# EXERCISE GOAL
Will you give the material below again, every line exactly as it is?
++++
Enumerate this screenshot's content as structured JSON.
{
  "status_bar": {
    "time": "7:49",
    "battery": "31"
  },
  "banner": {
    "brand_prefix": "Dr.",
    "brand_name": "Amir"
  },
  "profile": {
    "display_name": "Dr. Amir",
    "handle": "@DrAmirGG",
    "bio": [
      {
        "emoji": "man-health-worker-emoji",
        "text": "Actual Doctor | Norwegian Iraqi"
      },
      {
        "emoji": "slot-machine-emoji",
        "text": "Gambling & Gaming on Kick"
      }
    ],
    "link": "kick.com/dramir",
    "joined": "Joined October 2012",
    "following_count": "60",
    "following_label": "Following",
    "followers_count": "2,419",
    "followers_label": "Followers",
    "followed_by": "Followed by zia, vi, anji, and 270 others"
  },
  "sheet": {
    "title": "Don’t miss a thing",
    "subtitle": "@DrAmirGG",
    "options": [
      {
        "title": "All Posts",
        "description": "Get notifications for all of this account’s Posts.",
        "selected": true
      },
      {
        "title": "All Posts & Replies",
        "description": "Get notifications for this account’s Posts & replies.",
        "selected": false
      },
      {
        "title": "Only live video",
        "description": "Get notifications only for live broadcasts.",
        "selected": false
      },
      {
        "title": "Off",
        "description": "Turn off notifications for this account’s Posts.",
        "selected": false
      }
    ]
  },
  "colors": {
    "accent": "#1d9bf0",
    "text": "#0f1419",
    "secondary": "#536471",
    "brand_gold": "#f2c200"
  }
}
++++
# COMPLETED EXERCISE
Enumerate this screenshot's content as structured JSON.
{
  "status_bar": {
    "time": "7:49",
    "battery": "31"
  },
  "banner": {
    "brand_prefix": "Dr.",
    "brand_name": "Amir"
  },
  "profile": {
    "display_name": "Dr. Amir",
    "handle": "@DrAmirGG",
    "bio": [
      {
        "emoji": "man-health-worker-emoji",
        "text": "Actual Doctor | Norwegian Iraqi"
      },
      {
        "emoji": "slot-machine-emoji",
        "text": "Gambling & Gaming on Kick"
      }
    ],
    "link": "kick.com/dramir",
    "joined": "Joined October 2012",
    "following_count": "60",
    "following_label": "Following",
    "followers_count": "2,419",
    "followers_label": "Followers",
    "followed_by": "Followed by zia, vi, anji, and 270 others"
  },
  "sheet": {
    "title": "Don’t miss a thing",
    "subtitle": "@DrAmirGG",
    "options": [
      {
        "title": "All Posts",
        "description": "Get notifications for all of this account’s Posts.",
        "selected": true
      },
      {
        "title": "All Posts & Replies",
        "description": "Get notifications for this account’s Posts & replies.",
        "selected": false
      },
      {
        "title": "Only live video",
        "description": "Get notifications only for live broadcasts.",
        "selected": false
      },
      {
        "title": "Off",
        "description": "Turn off notifications for this account’s Posts.",
        "selected": false
      }
    ]
  },
  "colors": {
    "accent": "#1d9bf0",
    "text": "#0f1419",
    "secondary": "#536471",
    "brand_gold": "#f2c200"
  }
}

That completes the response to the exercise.